The differences in auto manufacturers' warranties should be considered when you are buying a new vehicle. And it can get complicated. • The basic "bumper-to-bumper" warranty is typically three years or 36,000 miles, whichever comes first. It isn't quite "bumper-to-bumper" — those items that wear, such as tires, belts and batteries, may not be covered by the auto manufacturer but usually are by their own manufacturer with some sort of guarantee. Some companies go longer than three years and 36,000 miles.
There also is a powertrain warranty — most are five years or 60,000 miles, but many manufacturers go longer — and a corrosion warranty.
Exceptionally good warranties have been offered almost as a sales item, for a limited time, and although the manufacturer may discontinue that warranty program on future models, if you bought one when that warranty was in effect, it can't be taken away from you.
That said, there is fine print: Hyundai, which prides itself on offering "America's Best Warranty" (its term), does indeed cover "nearly every new vehicle component" for five years or 60,000 miles, but the sound-system warranty is for three years and paint is for three years.
And, of course, no warranty covers "acts of God," such as flooding or hail damage. More in a gray area are exclusions from "improper maintenance" — check your owner's manual for service procedures, because straying from them can void a warranty, as can the addition of unapproved performance parts. For details, check the Web sites of manufacturers. Be aware, too, that some dealers offer their own added warranties, with, say, free oil changes for life or free tires for life.

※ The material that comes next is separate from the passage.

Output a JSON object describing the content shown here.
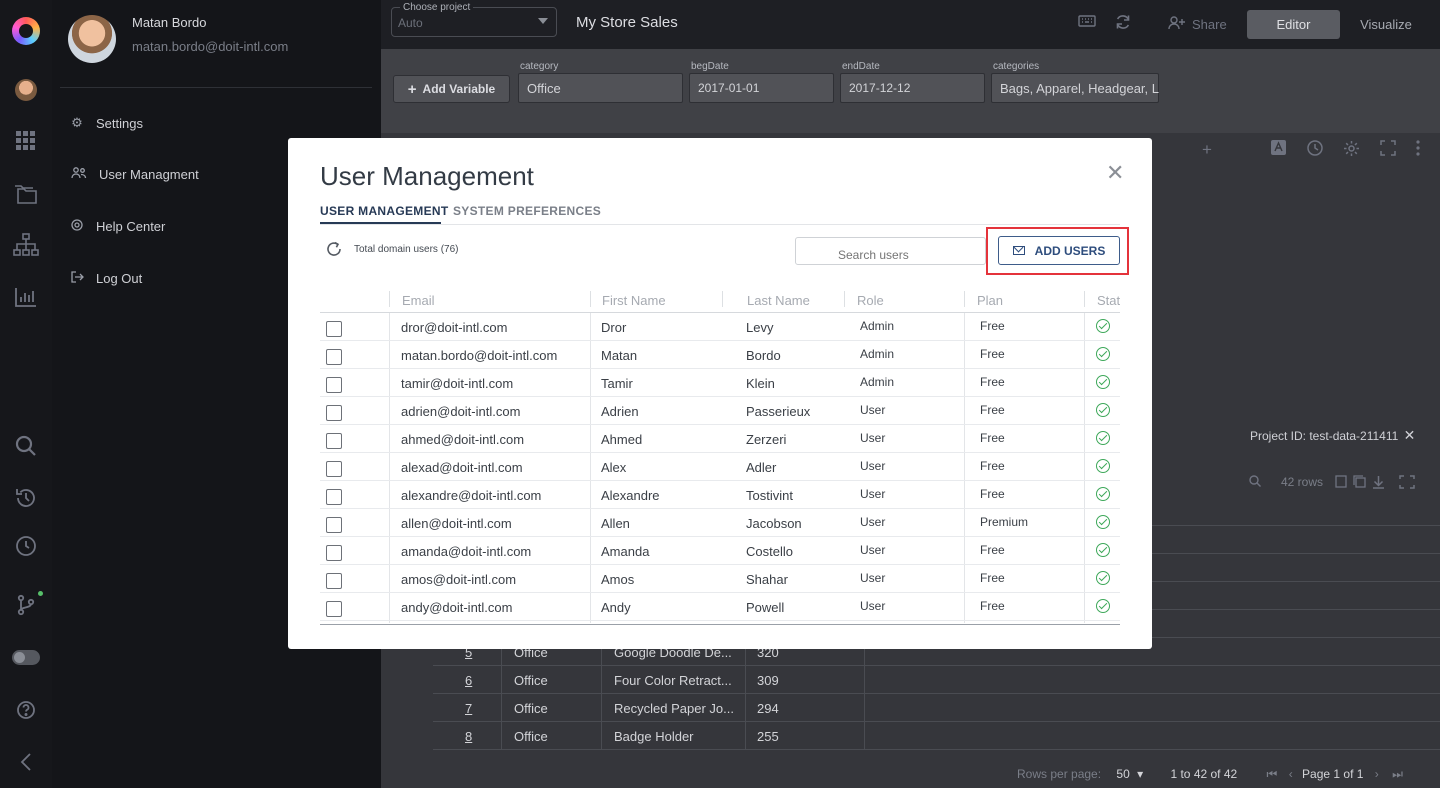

Get that in writing, and find out whether the warranty is underwritten by an insurance company — if it is, and your dealer goes under, it may be good at another dealer.